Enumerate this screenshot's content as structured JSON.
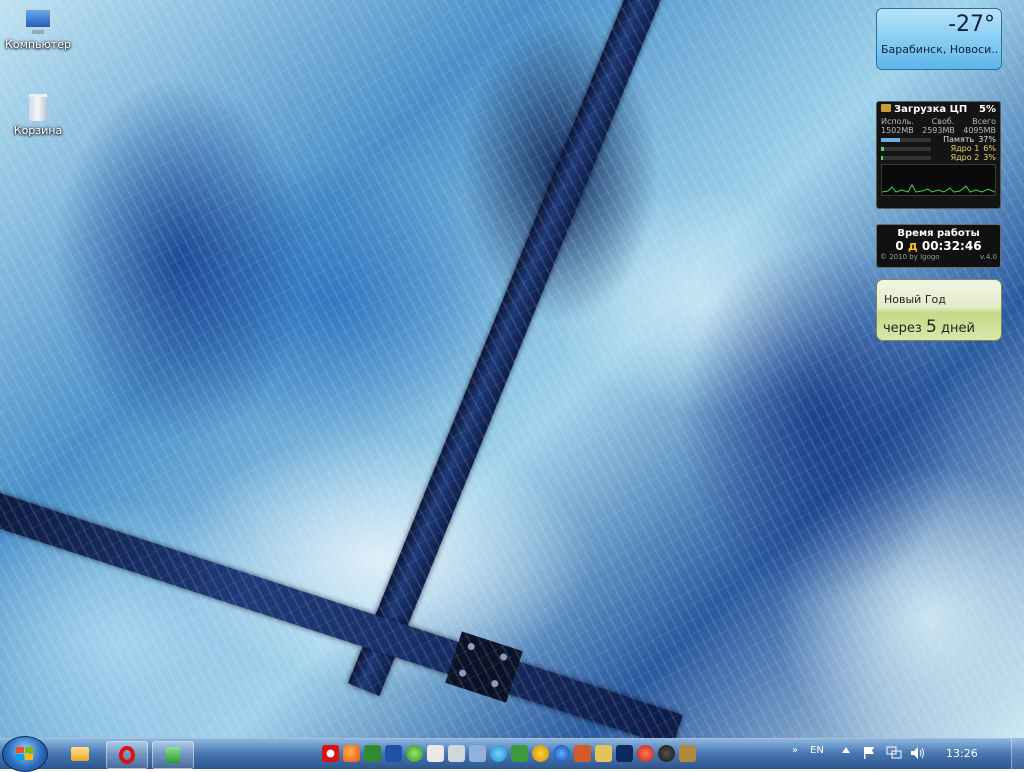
{
  "desktop": {
    "icons": [
      {
        "label": "Компьютер",
        "icon": "computer-icon"
      },
      {
        "label": "Корзина",
        "icon": "recycle-bin-icon"
      }
    ]
  },
  "gadgets": {
    "weather": {
      "temperature": "-27°",
      "city": "Барабинск, Новоси..."
    },
    "cpu": {
      "title": "Загрузка ЦП",
      "percent": "5%",
      "mem_headers": [
        "Исполь.",
        "Своб.",
        "Всего"
      ],
      "mem_values": [
        "1502MB",
        "2593MB",
        "4095MB"
      ],
      "rows": [
        {
          "name": "Память",
          "value": "37%",
          "level": 0.37
        },
        {
          "name": "Ядро 1",
          "value": "6%",
          "level": 0.06
        },
        {
          "name": "Ядро 2",
          "value": "3%",
          "level": 0.03
        }
      ]
    },
    "uptime": {
      "title": "Время работы",
      "days": "0",
      "days_unit": "д",
      "time": "00:32:46",
      "copyright": "© 2010 by Igogo",
      "version": "v.4.0"
    },
    "new_year": {
      "title": "Новый Год",
      "prefix": "через",
      "number": "5",
      "suffix": "дней"
    }
  },
  "taskbar": {
    "start_icon": "windows-logo-icon",
    "pinned": [
      {
        "name": "explorer-icon",
        "pressed": false
      },
      {
        "name": "opera-icon",
        "pressed": true
      },
      {
        "name": "gadget-app-icon",
        "pressed": true
      }
    ],
    "quick_launch_icons": [
      "opera-icon",
      "firefox-icon",
      "notepadplusplus-icon",
      "save-icon",
      "media-player-icon",
      "gmail-icon",
      "network-icon",
      "photo-icon",
      "skype-icon",
      "puzzle-icon",
      "aimp-icon",
      "storm-icon",
      "gallery-icon",
      "folder-icon",
      "photoshop-icon",
      "red-app-icon",
      "steam-icon",
      "archive-icon"
    ],
    "overflow_chevron": "»",
    "language": "EN",
    "tray_icons": [
      "show-hidden-icon",
      "flag-icon",
      "network-tray-icon",
      "volume-icon"
    ],
    "clock": "13:26"
  },
  "colors": {
    "taskbar": "#3c6ea8",
    "weather_bg": "#5db6ea",
    "newyear_bg": "#d9e7aa",
    "cpu_bg": "#141414"
  }
}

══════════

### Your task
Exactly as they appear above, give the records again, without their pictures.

### Output of the exercise
Enumerate this screenshot's content as structured JSON.
{
  "desktop": {
    "icons": [
      {
        "label": "Компьютер",
        "icon": "computer-icon"
      },
      {
        "label": "Корзина",
        "icon": "recycle-bin-icon"
      }
    ]
  },
  "gadgets": {
    "weather": {
      "temperature": "-27°",
      "city": "Барабинск, Новоси..."
    },
    "cpu": {
      "title": "Загрузка ЦП",
      "percent": "5%",
      "mem_headers": [
        "Исполь.",
        "Своб.",
        "Всего"
      ],
      "mem_values": [
        "1502MB",
        "2593MB",
        "4095MB"
      ],
      "rows": [
        {
          "name": "Память",
          "value": "37%",
          "level": 0.37
        },
        {
          "name": "Ядро 1",
          "value": "6%",
          "level": 0.06
        },
        {
          "name": "Ядро 2",
          "value": "3%",
          "level": 0.03
        }
      ]
    },
    "uptime": {
      "title": "Время работы",
      "days": "0",
      "days_unit": "д",
      "time": "00:32:46",
      "copyright": "© 2010 by Igogo",
      "version": "v.4.0"
    },
    "new_year": {
      "title": "Новый Год",
      "prefix": "через",
      "number": "5",
      "suffix": "дней"
    }
  },
  "taskbar": {
    "start_icon": "windows-logo-icon",
    "pinned": [
      {
        "name": "explorer-icon",
        "pressed": false
      },
      {
        "name": "opera-icon",
        "pressed": true
      },
      {
        "name": "gadget-app-icon",
        "pressed": true
      }
    ],
    "quick_launch_icons": [
      "opera-icon",
      "firefox-icon",
      "notepadplusplus-icon",
      "save-icon",
      "media-player-icon",
      "gmail-icon",
      "network-icon",
      "photo-icon",
      "skype-icon",
      "puzzle-icon",
      "aimp-icon",
      "storm-icon",
      "gallery-icon",
      "folder-icon",
      "photoshop-icon",
      "red-app-icon",
      "steam-icon",
      "archive-icon"
    ],
    "overflow_chevron": "»",
    "language": "EN",
    "tray_icons": [
      "show-hidden-icon",
      "flag-icon",
      "network-tray-icon",
      "volume-icon"
    ],
    "clock": "13:26"
  },
  "colors": {
    "taskbar": "#3c6ea8",
    "weather_bg": "#5db6ea",
    "newyear_bg": "#d9e7aa",
    "cpu_bg": "#141414"
  }
}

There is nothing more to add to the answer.